SECTION 1 – MICROECONOMICS
Chapter 1 : page 2
Chapter 2 : page 6
Chapter 3 : page 10
Chapter 4 : page
Chapter 5 : page 11
Chapter 6 : page
Chapter 7 : page
Chapter 8 : page
Chapter 9 : page
Chapter 10 : page
Chapter 11 : page
Chapter 12 : page
SECTION 1 – MICROECONOMICS
1. The foundations of economics
Economics – Social science, a study of people in society and how they interact with each other. A study of rationing systems, the study of how scarce resources are allocated to fulfill the infinite wants of consumers.
Scarcity, Choice, Opportunity cost
Economic good – Any good or service that has a price, and is thus being rationed. Opportunity cost – The next best alternative foregone when an economic decision is made (what you give up in order to have something else). Opportunity cost never expressed in monetary terms – it is what you go without. Good/service must be relatively scarce, so it will have a price and be classified as an “economic good”. Free goods – Not relatively scarce and so will not have a price, are infinite, do not have an opportunity cost when consumed (air, salt water).
Basic economic problem
¤ What should be produced and in what quantities?
¤ How should things be produced?
¤ Who should things be produced for?
Factors of production – Land, labour, capital, management (entrepreneurship) Capital – Comes from investment in physical and human capital. These have been accumulated through investment, usually by the government. Physical capital – The stock of manufactured resources (factories, machinery, roads, tools) that are used to produce goods and services in the economy. Human capital – The value of the workforce (education, health care) Infrastructure – Social overhead capital. The large-scale public systems, services, and facilities of a country used for economic activity. It includes stock of a nation’s roads, railways, telecommunications, etc. Improved infrastructure may lead to improved economic growth and development. Management – The organizing and risk-taking factor of production.

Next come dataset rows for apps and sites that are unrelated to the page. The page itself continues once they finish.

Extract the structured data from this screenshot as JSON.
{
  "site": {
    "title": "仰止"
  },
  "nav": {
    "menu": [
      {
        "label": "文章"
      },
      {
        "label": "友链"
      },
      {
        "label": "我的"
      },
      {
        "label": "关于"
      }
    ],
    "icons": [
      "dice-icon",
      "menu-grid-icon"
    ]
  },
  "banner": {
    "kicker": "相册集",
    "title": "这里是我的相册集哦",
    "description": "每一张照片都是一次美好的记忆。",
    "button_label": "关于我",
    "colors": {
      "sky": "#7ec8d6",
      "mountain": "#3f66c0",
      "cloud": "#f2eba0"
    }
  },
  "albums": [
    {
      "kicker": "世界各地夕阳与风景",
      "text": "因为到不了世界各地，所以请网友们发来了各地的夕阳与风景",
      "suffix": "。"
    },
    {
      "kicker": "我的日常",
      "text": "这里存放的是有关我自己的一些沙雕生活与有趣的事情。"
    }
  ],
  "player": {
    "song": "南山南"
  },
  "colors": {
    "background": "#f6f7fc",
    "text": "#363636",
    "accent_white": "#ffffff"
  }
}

Production possibilities curves/frontiers – Used to show the concepts of scarcity, choice, opportunity cost, among other things. PPC – Shows the maximum combination of goods and services that can be produced by an economy in a given time period, if all the resources are being used fully and efficiently. This is known as potential output. Diagram – B is when workers are most productive. Inside the PPC, or X, not all the factors of production of the economy are being used or they are being used inefficiently. Y is unattainable for an economy as it is outside the PPC. It can only be achieved if the PPC itself moves outwards. Movement of the curve outwards would be an increase in potential output and movement from B to Y would then be potential growth. War/natural disasters could cause curve to move inwards.
Utility – A measure of usefulness/pleasure.
Total utility – The total satisfaction gained from consuming a certain quantity of product. Marginal utility – The extra utility gained from consuming one more unit of a product.
Microeconomics – Deal with smaller, discrete economic agents and their reactions to changing events. It looks at individual consumers and their decisions about demand, and expenditure. Individual firms and their decisions, individual industries and how government action affects them. Macroeconomics – Takes a wider view. It considers things such as measuring all the economic activity in the economy, inflation, unemployment, and the distribution of income in the whole economy.
Positive statement – One that may be proven to be right or wrong by looking at facts. Normative statement – A matter of opinion and cannot be conclusively proven to be right or wrong. Easily spotted – “ought”, “should”, “too much”, “too little”.
Economists and model building...